### Task goal:
In the data below, reproduce everything exactly except the images.

### Provided material:
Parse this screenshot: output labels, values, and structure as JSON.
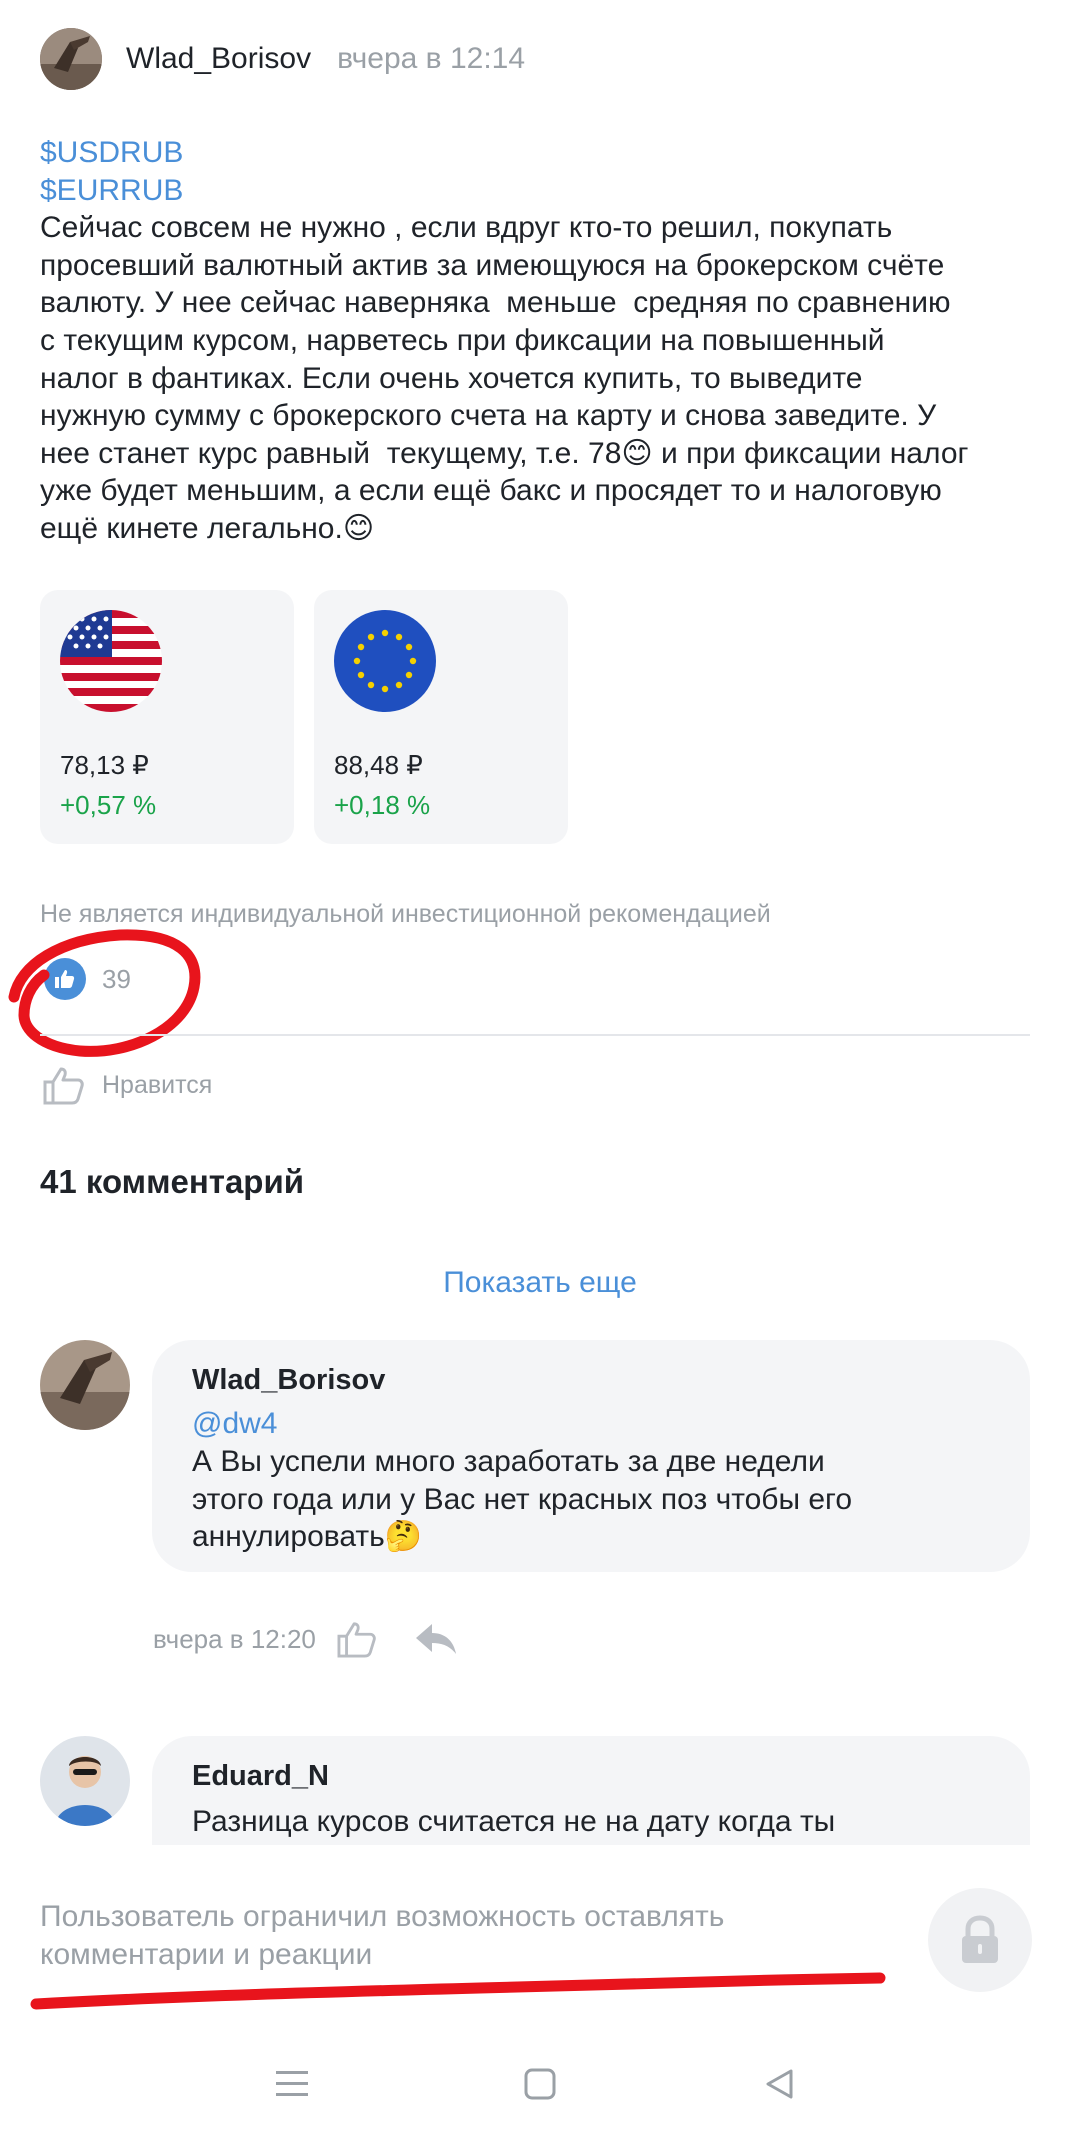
{
  "post": {
    "author": "Wlad_Borisov",
    "time": "вчера в 12:14",
    "tickers": [
      "$USDRUB",
      "$EURRUB"
    ],
    "text": "Сейчас совсем не нужно , если вдруг кто-то решил, покупать\nпросевший валютный актив за имеющуюся на брокерском счёте\nвалюту. У нее сейчас наверняка  меньше  средняя по сравнению\nс текущим курсом, нарветесь при фиксации на повышенный\nналог в фантиках. Если очень хочется купить, то выведите\nнужную сумму с брокерского счета на карту и снова заведите. У\nнее станет курс равный  текущему, т.е. 78😊 и при фиксации налог\nуже будет меньшим, а если ещё бакс и просядет то и налоговую\nещё кинете легально.😊"
  },
  "instruments": [
    {
      "flag_icon": "us-flag-icon",
      "price": "78,13  ₽",
      "change": "+0,57 %"
    },
    {
      "flag_icon": "eu-flag-icon",
      "price": "88,48  ₽",
      "change": "+0,18 %"
    }
  ],
  "disclaimer": "Не является индивидуальной инвестиционной рекомендацией",
  "reactions": {
    "count": "39",
    "like_label": "Нравится"
  },
  "comments_header": "41 комментарий",
  "show_more": "Показать еще",
  "comments": [
    {
      "author": "Wlad_Borisov",
      "mention": "@dw4",
      "text": "А Вы успели много заработать за две недели\nэтого года или у Вас нет красных поз чтобы его\nаннулировать🤔",
      "time": "вчера в 12:20"
    },
    {
      "author": "Eduard_N",
      "text": "Разница курсов считается не на дату когда ты"
    }
  ],
  "composer": {
    "note": "Пользователь ограничил возможность оставлять\nкомментарии и реакции"
  },
  "colors": {
    "accent": "#4a8fd8",
    "positive": "#1aa34a",
    "annotation": "#e8141c"
  }
}
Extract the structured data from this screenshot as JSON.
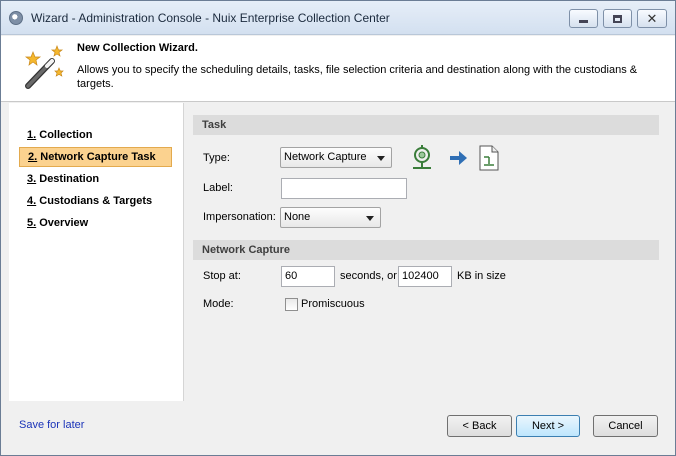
{
  "window": {
    "title": "Wizard - Administration Console - Nuix Enterprise Collection Center"
  },
  "header": {
    "title": "New Collection Wizard.",
    "description": "Allows you to specify the scheduling details, tasks, file selection criteria and destination along with the custodians & targets."
  },
  "nav": {
    "items": [
      {
        "num": "1.",
        "label": "Collection",
        "active": false
      },
      {
        "num": "2.",
        "label": "Network Capture Task",
        "active": true
      },
      {
        "num": "3.",
        "label": "Destination",
        "active": false
      },
      {
        "num": "4.",
        "label": "Custodians & Targets",
        "active": false
      },
      {
        "num": "5.",
        "label": "Overview",
        "active": false
      }
    ]
  },
  "task": {
    "section_title": "Task",
    "type_label": "Type:",
    "type_value": "Network Capture",
    "label_label": "Label:",
    "label_value": "",
    "impersonation_label": "Impersonation:",
    "impersonation_value": "None"
  },
  "network_capture": {
    "section_title": "Network Capture",
    "stop_at_label": "Stop at:",
    "seconds_value": "60",
    "seconds_suffix": "seconds, or",
    "size_value": "102400",
    "size_suffix": "KB in size",
    "mode_label": "Mode:",
    "promiscuous_label": "Promiscuous",
    "promiscuous_checked": false
  },
  "footer": {
    "save_for_later": "Save for later",
    "back": "< Back",
    "next": "Next >",
    "cancel": "Cancel"
  },
  "colors": {
    "active_nav_bg": "#fbd28f",
    "link": "#1a33b8",
    "section_header_bg": "#dcdcdc",
    "flow_arrow": "#2f6fb5"
  },
  "icons": {
    "task_flow": [
      "network-capture-icon",
      "arrow-right-icon",
      "document-icon"
    ]
  }
}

### Output:
Parse this screenshot: output labels, values, and structure as JSON.
{
  "post": {
    "author": "Wlad_Borisov",
    "time": "вчера в 12:14",
    "tickers": [
      "$USDRUB",
      "$EURRUB"
    ],
    "text": "Сейчас совсем не нужно , если вдруг кто-то решил, покупать\nпросевший валютный актив за имеющуюся на брокерском счёте\nвалюту. У нее сейчас наверняка  меньше  средняя по сравнению\nс текущим курсом, нарветесь при фиксации на повышенный\nналог в фантиках. Если очень хочется купить, то выведите\nнужную сумму с брокерского счета на карту и снова заведите. У\nнее станет курс равный  текущему, т.е. 78😊 и при фиксации налог\nуже будет меньшим, а если ещё бакс и просядет то и налоговую\nещё кинете легально.😊"
  },
  "instruments": [
    {
      "flag_icon": "us-flag-icon",
      "price": "78,13  ₽",
      "change": "+0,57 %"
    },
    {
      "flag_icon": "eu-flag-icon",
      "price": "88,48  ₽",
      "change": "+0,18 %"
    }
  ],
  "disclaimer": "Не является индивидуальной инвестиционной рекомендацией",
  "reactions": {
    "count": "39",
    "like_label": "Нравится"
  },
  "comments_header": "41 комментарий",
  "show_more": "Показать еще",
  "comments": [
    {
      "author": "Wlad_Borisov",
      "mention": "@dw4",
      "text": "А Вы успели много заработать за две недели\nэтого года или у Вас нет красных поз чтобы его\nаннулировать🤔",
      "time": "вчера в 12:20"
    },
    {
      "author": "Eduard_N",
      "text": "Разница курсов считается не на дату когда ты"
    }
  ],
  "composer": {
    "note": "Пользователь ограничил возможность оставлять\nкомментарии и реакции"
  },
  "colors": {
    "accent": "#4a8fd8",
    "positive": "#1aa34a",
    "annotation": "#e8141c"
  }
}
Extract the structured data from this screenshot as JSON.
{
  "window": {
    "title": "Wizard - Administration Console - Nuix Enterprise Collection Center"
  },
  "header": {
    "title": "New Collection Wizard.",
    "description": "Allows you to specify the scheduling details, tasks, file selection criteria and destination along with the custodians & targets."
  },
  "nav": {
    "items": [
      {
        "num": "1.",
        "label": "Collection",
        "active": false
      },
      {
        "num": "2.",
        "label": "Network Capture Task",
        "active": true
      },
      {
        "num": "3.",
        "label": "Destination",
        "active": false
      },
      {
        "num": "4.",
        "label": "Custodians & Targets",
        "active": false
      },
      {
        "num": "5.",
        "label": "Overview",
        "active": false
      }
    ]
  },
  "task": {
    "section_title": "Task",
    "type_label": "Type:",
    "type_value": "Network Capture",
    "label_label": "Label:",
    "label_value": "",
    "impersonation_label": "Impersonation:",
    "impersonation_value": "None"
  },
  "network_capture": {
    "section_title": "Network Capture",
    "stop_at_label": "Stop at:",
    "seconds_value": "60",
    "seconds_suffix": "seconds, or",
    "size_value": "102400",
    "size_suffix": "KB in size",
    "mode_label": "Mode:",
    "promiscuous_label": "Promiscuous",
    "promiscuous_checked": false
  },
  "footer": {
    "save_for_later": "Save for later",
    "back": "< Back",
    "next": "Next >",
    "cancel": "Cancel"
  },
  "colors": {
    "active_nav_bg": "#fbd28f",
    "link": "#1a33b8",
    "section_header_bg": "#dcdcdc",
    "flow_arrow": "#2f6fb5"
  },
  "icons": {
    "task_flow": [
      "network-capture-icon",
      "arrow-right-icon",
      "document-icon"
    ]
  }
}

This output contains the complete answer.